If you want to see us, stripped of our sacred trappings, our pretense peeled away, then look in this 20th chapter of John. There we meet a pitiful, huddle of sad souls, hanging on to one another behind
locked doors. And if the truth be known, some days we are no different.

The good news is that it was to this church, which was hardly a church, that the loving, risen Christ came saying, “Peace be with you”. Into this depressed and empty void, there was a voice, a presence.

You might have thought that Jesus might have come like one of our bishops, bringing a sense of the office and some pomp and ceremony.

But Jesus comes humbly, and says, “Peace be with you,” showing them his hands and his feet. He says again (in case we failed to get the point,) “Peace be with you,” telling them that he is sending them out into the world. Then he breathes on them, giving the Holy Spirit, bestowing upon them the awesome power to forgive sins.

We are the church, not because of the buildings we worship in, not because of the music or the preaching or the many activities that take place and keep us busy. We are the church because to us, even to us, he has come and given us the gifts of the Spirit, the gift of mission, and forgiveness, commissioning us to go into the whole world in his name.

That is why we are called the church.

My first parish was three small churches. I was there for eight years. During that time I began to appreciate how multi point ministry was different. Because of the small size, it was more about relationships than the buildings or the politics, which can exist to a greater extent, in the larger church. However, that did not mean we didn’t have our own unique struggles too. Some days, there would be very few people here, the music would be none existent, and my preaching not the best. And yet in spite of all that, there was a presence there which bonded the folks together in a way that empowered them to be the church in their small communities. I truly believe each of those small churches got intruded upon. I think someone greater than any of us, knocked the lock off the door and kicked it open, and offered us God’s peace, the Holy Spirit and forgiveness. And in those moments we became the church in the best sense of the word. I have to say, I remember moments like that.

You see, the church isn’t about the Rector’s hard work, our earnest efforts, our long range planning, or heavy duty giving.
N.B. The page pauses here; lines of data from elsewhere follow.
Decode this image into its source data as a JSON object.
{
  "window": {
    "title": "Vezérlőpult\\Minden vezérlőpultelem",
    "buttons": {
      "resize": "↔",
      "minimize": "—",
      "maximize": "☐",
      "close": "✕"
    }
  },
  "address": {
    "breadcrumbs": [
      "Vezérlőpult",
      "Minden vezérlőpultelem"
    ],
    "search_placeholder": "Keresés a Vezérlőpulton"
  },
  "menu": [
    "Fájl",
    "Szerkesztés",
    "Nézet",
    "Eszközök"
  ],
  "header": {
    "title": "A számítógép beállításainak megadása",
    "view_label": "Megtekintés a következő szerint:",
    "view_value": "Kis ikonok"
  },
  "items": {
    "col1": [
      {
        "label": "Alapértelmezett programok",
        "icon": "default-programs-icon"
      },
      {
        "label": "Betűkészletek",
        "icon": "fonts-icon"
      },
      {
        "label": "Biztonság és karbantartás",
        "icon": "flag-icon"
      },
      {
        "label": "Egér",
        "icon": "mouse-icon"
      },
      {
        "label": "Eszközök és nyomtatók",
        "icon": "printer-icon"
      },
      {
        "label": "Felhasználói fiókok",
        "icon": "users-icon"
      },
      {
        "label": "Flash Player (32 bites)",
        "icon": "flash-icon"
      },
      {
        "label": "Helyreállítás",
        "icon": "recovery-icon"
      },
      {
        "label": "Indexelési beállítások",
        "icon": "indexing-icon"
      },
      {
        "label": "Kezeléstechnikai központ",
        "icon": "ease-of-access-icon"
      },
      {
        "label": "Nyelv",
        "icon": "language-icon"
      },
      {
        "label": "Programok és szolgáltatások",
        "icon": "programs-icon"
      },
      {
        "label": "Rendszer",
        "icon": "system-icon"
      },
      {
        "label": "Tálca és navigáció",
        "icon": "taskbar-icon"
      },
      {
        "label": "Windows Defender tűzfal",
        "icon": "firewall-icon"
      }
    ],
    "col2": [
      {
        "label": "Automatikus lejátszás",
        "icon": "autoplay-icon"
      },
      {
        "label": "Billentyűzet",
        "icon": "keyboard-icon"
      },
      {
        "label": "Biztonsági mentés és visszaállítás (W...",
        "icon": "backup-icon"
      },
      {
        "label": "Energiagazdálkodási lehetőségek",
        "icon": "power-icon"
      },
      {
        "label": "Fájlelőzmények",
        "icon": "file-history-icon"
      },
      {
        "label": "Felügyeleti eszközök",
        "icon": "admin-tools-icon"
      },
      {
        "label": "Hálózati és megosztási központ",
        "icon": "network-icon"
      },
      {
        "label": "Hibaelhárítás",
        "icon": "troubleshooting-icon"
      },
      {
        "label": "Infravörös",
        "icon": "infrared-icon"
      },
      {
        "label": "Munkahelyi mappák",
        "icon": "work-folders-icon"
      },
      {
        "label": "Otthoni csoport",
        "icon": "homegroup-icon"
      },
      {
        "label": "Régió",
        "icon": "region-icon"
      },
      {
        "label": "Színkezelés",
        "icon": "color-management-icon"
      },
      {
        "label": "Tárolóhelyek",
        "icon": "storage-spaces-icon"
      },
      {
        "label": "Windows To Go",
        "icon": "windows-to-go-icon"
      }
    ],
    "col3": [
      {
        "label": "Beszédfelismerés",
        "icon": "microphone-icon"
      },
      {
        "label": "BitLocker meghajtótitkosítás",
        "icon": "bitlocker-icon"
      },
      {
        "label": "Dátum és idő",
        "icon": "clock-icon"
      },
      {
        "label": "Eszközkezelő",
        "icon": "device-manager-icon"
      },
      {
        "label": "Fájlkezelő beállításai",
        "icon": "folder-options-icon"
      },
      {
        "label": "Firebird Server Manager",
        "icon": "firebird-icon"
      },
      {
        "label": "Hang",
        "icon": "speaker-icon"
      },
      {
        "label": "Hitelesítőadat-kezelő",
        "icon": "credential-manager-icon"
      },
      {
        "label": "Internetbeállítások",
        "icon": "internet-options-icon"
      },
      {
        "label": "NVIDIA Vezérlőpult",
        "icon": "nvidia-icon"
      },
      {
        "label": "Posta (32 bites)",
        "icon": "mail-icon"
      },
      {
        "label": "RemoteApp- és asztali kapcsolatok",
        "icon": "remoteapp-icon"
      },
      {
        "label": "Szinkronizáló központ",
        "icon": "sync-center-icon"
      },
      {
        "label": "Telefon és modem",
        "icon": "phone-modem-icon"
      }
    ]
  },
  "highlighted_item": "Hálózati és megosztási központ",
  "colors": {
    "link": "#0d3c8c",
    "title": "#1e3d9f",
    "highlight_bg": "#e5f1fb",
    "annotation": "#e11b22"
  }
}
Church is a gift of God’s grace, a visitation, an intrusion of the living Christ standing among us.

Sometimes churches go through very difficult times and it is amazing that they survive. But their survival is testimony to the power of God working with and through God’s people, empowering them with his marvelous gifts to do the work of the church.

And each time as church overcomes the struggles which face all churches at one time or another, their very existence is evidence of the embodiment of the power of God in Christ.

If I might I would like to address the Candidates of ACPO here this week end. In the days ahead some of you will be ordained deacons and eventually priests in God’s Church. Some will go to large parishes and others small congregations. No matter which, what a privilege will be yours. However, in all of the excitement that comes in being called to serve in this manner, we must not loose sight of the fact that no role is greater than another. It matters not if we are the ordained or the laity. By our Baptism we are called to be the church, to offer our differing gifts for the benefit of God’s kingdom here on earth. Should any of you not get the affirmation you seek for priestly ministry this morning, do not despair. God always has a plan for your life. Do not be frightened, do not be concerned, trust in God. To each one of us God offers and brings fullness of joy and his peace. Who can ask for more?

Yes, the church is a gift, a visitation, an intrusion of the living Christ standing among us. Let us be bold and confident in our faith. Let us believe the truth of Christ’s words to his disciples, “Peace be with you. As the Father has sent me so I send you.” This is every Christian’s mission, lay or ordained, to bring that peace to others, to go into the world, and into our communities, large and small, and be the church, the presence of Christ, where ever we may find ourselves. Amen

This was preached on April 27, 2014 by The Venerable Judy Walton,
Archdeacon Emeritus